Is Competitive Eating a Real Sport?


Is Competitive Eating a Real Sport?

Sport, for those who don’t know what it means, can be described as anything that involves physical exertion or skill, where the main emphasis of the game is on competition or participation and which has official recognition as a sport when the majority of the participants are actively involved in the sport itself. This can include games such as American football (football), rugby (rugby) and baseball (baseball). Sport is usually organised around a particular region, club, school or country. For example, American football is predominantly played between and amongst southern Americans whereas cricket is popular in Britain but is played all over the world.

Competitions and games can be as individualistic as chess, as team-based as ice hockey, or as competitive eating competitions as weightlifting. They can also be as mundane as two old men walking across the street or as competitive as synchronized swimming and diving. The main difference between most sporting activities and others is the level of skill and attention required and the degree of physical effort required. It may require a certain amount of skill and fitness to excel at billiards but there is no real skill required to bowl.

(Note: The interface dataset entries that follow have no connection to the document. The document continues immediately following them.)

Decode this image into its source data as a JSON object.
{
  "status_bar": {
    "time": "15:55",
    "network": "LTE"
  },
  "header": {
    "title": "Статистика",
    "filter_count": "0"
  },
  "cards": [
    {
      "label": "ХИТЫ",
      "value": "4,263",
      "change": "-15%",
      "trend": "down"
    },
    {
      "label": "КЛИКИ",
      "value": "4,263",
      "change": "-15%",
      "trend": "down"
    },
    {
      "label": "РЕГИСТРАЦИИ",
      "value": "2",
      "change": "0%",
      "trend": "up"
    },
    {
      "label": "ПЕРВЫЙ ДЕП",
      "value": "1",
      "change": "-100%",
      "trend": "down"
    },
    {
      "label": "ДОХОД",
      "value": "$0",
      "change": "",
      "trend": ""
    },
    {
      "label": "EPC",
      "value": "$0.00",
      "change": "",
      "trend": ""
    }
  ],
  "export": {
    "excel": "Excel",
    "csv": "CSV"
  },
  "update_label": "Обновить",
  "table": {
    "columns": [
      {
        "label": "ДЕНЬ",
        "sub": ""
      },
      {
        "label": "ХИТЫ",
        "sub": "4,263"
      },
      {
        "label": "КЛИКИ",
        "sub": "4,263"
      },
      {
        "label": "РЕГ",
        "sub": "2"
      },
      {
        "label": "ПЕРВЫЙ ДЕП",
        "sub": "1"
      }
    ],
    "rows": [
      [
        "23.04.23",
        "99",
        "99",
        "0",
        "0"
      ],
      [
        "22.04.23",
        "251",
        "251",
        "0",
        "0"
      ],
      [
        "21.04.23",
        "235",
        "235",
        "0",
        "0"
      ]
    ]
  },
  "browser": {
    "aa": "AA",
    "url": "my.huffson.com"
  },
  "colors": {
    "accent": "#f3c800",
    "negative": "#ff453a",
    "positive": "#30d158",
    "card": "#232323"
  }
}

As far as skill is concerned, most people would say it’s about timing, form and the ability to use one’s own body weight against another. While the elements of skill are present in many sports, the level of physical effort required changes with the type of sport. For example, swimming requires both strength and stamina from its swimming strokes, whereas mountain climbing requires both physical strength and the mental capacity to overcome the challenge of the mountain. So, from an athletic perspective we could say there are three elements involved in competitive eating, the first being the physical aspect of it all and the second being the mental preparation and the third element being the competition itself. In the end of the day we can say this is simply a statement of fact rather than an opinion or a verdict on the matter.